[Data records for software interfaces]
────────────────────────────────────────

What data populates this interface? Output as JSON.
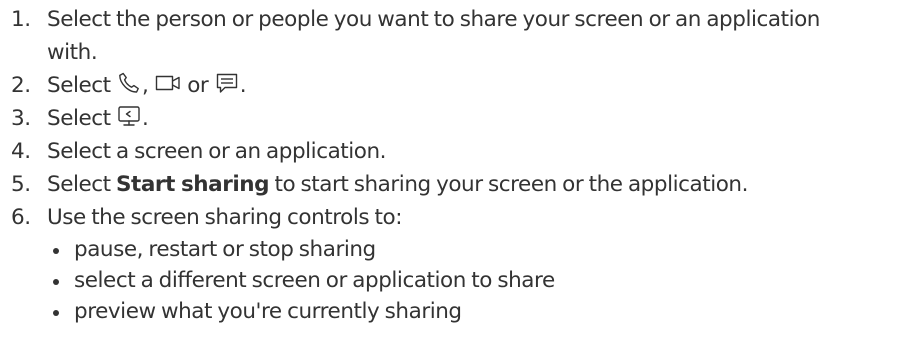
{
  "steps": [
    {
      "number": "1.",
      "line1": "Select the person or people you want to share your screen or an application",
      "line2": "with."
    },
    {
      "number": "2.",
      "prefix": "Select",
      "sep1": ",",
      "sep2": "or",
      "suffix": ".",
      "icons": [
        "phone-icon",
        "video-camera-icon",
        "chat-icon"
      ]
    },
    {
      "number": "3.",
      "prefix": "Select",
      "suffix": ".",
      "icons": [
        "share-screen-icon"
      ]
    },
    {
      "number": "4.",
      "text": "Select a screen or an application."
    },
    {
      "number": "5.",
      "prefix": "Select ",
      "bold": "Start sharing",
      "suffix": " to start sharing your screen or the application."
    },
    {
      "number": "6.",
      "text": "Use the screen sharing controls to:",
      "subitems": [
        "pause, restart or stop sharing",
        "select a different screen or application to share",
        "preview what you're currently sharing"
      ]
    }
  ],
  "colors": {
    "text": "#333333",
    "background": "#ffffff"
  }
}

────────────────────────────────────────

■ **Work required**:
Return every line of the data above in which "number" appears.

■ **Task response**:
      "number": "1.",
      "number": "2.",
      "number": "3.",
      "number": "4.",
      "number": "5.",
      "number": "6.",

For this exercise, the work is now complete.